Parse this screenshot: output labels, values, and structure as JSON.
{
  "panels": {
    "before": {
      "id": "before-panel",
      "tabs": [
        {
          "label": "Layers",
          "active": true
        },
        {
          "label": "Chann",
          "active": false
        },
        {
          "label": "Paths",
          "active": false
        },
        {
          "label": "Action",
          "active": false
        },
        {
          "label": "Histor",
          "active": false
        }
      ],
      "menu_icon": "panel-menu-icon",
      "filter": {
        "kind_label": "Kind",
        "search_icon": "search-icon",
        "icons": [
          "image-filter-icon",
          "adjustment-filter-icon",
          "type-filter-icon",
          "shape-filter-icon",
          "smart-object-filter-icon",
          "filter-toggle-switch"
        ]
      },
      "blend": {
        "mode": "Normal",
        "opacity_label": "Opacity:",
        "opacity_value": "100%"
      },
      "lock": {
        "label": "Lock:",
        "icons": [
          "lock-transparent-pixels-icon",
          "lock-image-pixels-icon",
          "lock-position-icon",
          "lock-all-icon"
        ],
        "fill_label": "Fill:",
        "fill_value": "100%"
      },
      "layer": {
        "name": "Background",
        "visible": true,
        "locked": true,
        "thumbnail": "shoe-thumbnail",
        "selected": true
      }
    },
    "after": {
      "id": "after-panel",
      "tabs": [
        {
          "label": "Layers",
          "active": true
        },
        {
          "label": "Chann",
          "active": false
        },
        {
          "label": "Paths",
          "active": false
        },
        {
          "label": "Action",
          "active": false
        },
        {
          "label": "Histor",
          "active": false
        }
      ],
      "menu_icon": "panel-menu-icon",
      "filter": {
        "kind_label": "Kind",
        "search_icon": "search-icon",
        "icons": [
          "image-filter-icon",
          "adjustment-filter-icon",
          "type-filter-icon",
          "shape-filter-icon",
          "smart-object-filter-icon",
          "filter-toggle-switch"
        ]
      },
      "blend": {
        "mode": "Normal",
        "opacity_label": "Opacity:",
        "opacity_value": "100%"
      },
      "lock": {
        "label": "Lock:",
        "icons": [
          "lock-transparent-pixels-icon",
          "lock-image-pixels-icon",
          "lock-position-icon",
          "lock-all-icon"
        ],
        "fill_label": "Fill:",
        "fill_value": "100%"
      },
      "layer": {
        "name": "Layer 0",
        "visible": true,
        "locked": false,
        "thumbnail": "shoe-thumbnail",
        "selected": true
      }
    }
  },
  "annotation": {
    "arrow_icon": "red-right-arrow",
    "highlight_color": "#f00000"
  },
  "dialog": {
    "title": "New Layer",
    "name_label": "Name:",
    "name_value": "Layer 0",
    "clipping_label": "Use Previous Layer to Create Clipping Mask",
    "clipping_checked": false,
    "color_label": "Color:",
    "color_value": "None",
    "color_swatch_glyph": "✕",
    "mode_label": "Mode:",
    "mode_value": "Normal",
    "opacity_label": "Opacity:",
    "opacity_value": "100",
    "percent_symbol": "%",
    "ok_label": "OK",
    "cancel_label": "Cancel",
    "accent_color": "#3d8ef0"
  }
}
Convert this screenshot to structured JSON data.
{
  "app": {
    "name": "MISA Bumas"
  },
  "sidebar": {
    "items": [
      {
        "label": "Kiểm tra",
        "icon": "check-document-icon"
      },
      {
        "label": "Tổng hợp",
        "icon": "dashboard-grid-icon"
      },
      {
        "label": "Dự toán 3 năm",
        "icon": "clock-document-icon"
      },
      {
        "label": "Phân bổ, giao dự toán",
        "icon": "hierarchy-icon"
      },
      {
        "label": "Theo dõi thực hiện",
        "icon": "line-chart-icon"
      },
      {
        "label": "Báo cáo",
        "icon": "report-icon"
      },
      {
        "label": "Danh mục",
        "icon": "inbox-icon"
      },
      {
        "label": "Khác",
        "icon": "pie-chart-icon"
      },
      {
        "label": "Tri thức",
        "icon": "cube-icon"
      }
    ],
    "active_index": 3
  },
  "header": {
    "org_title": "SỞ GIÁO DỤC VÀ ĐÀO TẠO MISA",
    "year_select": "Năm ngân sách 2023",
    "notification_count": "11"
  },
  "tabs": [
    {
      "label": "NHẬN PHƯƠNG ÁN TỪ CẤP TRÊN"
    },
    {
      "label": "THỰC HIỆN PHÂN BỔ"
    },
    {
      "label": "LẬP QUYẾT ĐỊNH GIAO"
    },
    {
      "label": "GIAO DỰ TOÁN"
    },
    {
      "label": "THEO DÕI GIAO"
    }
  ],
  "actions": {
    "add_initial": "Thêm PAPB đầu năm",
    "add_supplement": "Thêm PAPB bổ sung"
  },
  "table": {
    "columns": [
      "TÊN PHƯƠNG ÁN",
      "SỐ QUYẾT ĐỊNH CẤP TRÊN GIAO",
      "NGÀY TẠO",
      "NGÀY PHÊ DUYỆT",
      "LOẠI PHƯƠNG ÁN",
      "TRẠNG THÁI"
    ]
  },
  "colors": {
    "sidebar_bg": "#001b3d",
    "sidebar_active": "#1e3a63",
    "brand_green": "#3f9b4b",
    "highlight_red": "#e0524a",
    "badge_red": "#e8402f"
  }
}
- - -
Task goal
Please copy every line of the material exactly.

Reply to the exercise
Parse this screenshot: output labels, values, and structure as JSON.
{
  "panels": {
    "before": {
      "id": "before-panel",
      "tabs": [
        {
          "label": "Layers",
          "active": true
        },
        {
          "label": "Chann",
          "active": false
        },
        {
          "label": "Paths",
          "active": false
        },
        {
          "label": "Action",
          "active": false
        },
        {
          "label": "Histor",
          "active": false
        }
      ],
      "menu_icon": "panel-menu-icon",
      "filter": {
        "kind_label": "Kind",
        "search_icon": "search-icon",
        "icons": [
          "image-filter-icon",
          "adjustment-filter-icon",
          "type-filter-icon",
          "shape-filter-icon",
          "smart-object-filter-icon",
          "filter-toggle-switch"
        ]
      },
      "blend": {
        "mode": "Normal",
        "opacity_label": "Opacity:",
        "opacity_value": "100%"
      },
      "lock": {
        "label": "Lock:",
        "icons": [
          "lock-transparent-pixels-icon",
          "lock-image-pixels-icon",
          "lock-position-icon",
          "lock-all-icon"
        ],
        "fill_label": "Fill:",
        "fill_value": "100%"
      },
      "layer": {
        "name": "Background",
        "visible": true,
        "locked": true,
        "thumbnail": "shoe-thumbnail",
        "selected": true
      }
    },
    "after": {
      "id": "after-panel",
      "tabs": [
        {
          "label": "Layers",
          "active": true
        },
        {
          "label": "Chann",
          "active": false
        },
        {
          "label": "Paths",
          "active": false
        },
        {
          "label": "Action",
          "active": false
        },
        {
          "label": "Histor",
          "active": false
        }
      ],
      "menu_icon": "panel-menu-icon",
      "filter": {
        "kind_label": "Kind",
        "search_icon": "search-icon",
        "icons": [
          "image-filter-icon",
          "adjustment-filter-icon",
          "type-filter-icon",
          "shape-filter-icon",
          "smart-object-filter-icon",
          "filter-toggle-switch"
        ]
      },
      "blend": {
        "mode": "Normal",
        "opacity_label": "Opacity:",
        "opacity_value": "100%"
      },
      "lock": {
        "label": "Lock:",
        "icons": [
          "lock-transparent-pixels-icon",
          "lock-image-pixels-icon",
          "lock-position-icon",
          "lock-all-icon"
        ],
        "fill_label": "Fill:",
        "fill_value": "100%"
      },
      "layer": {
        "name": "Layer 0",
        "visible": true,
        "locked": false,
        "thumbnail": "shoe-thumbnail",
        "selected": true
      }
    }
  },
  "annotation": {
    "arrow_icon": "red-right-arrow",
    "highlight_color": "#f00000"
  },
  "dialog": {
    "title": "New Layer",
    "name_label": "Name:",
    "name_value": "Layer 0",
    "clipping_label": "Use Previous Layer to Create Clipping Mask",
    "clipping_checked": false,
    "color_label": "Color:",
    "color_value": "None",
    "color_swatch_glyph": "✕",
    "mode_label": "Mode:",
    "mode_value": "Normal",
    "opacity_label": "Opacity:",
    "opacity_value": "100",
    "percent_symbol": "%",
    "ok_label": "OK",
    "cancel_label": "Cancel",
    "accent_color": "#3d8ef0"
  }
}
Convert this screenshot to structured JSON data.
{
  "app": {
    "name": "MISA Bumas"
  },
  "sidebar": {
    "items": [
      {
        "label": "Kiểm tra",
        "icon": "check-document-icon"
      },
      {
        "label": "Tổng hợp",
        "icon": "dashboard-grid-icon"
      },
      {
        "label": "Dự toán 3 năm",
        "icon": "clock-document-icon"
      },
      {
        "label": "Phân bổ, giao dự toán",
        "icon": "hierarchy-icon"
      },
      {
        "label": "Theo dõi thực hiện",
        "icon": "line-chart-icon"
      },
      {
        "label": "Báo cáo",
        "icon": "report-icon"
      },
      {
        "label": "Danh mục",
        "icon": "inbox-icon"
      },
      {
        "label": "Khác",
        "icon": "pie-chart-icon"
      },
      {
        "label": "Tri thức",
        "icon": "cube-icon"
      }
    ],
    "active_index": 3
  },
  "header": {
    "org_title": "SỞ GIÁO DỤC VÀ ĐÀO TẠO MISA",
    "year_select": "Năm ngân sách 2023",
    "notification_count": "11"
  },
  "tabs": [
    {
      "label": "NHẬN PHƯƠNG ÁN TỪ CẤP TRÊN"
    },
    {
      "label": "THỰC HIỆN PHÂN BỔ"
    },
    {
      "label": "LẬP QUYẾT ĐỊNH GIAO"
    },
    {
      "label": "GIAO DỰ TOÁN"
    },
    {
      "label": "THEO DÕI GIAO"
    }
  ],
  "actions": {
    "add_initial": "Thêm PAPB đầu năm",
    "add_supplement": "Thêm PAPB bổ sung"
  },
  "table": {
    "columns": [
      "TÊN PHƯƠNG ÁN",
      "SỐ QUYẾT ĐỊNH CẤP TRÊN GIAO",
      "NGÀY TẠO",
      "NGÀY PHÊ DUYỆT",
      "LOẠI PHƯƠNG ÁN",
      "TRẠNG THÁI"
    ]
  },
  "colors": {
    "sidebar_bg": "#001b3d",
    "sidebar_active": "#1e3a63",
    "brand_green": "#3f9b4b",
    "highlight_red": "#e0524a",
    "badge_red": "#e8402f"
  }
}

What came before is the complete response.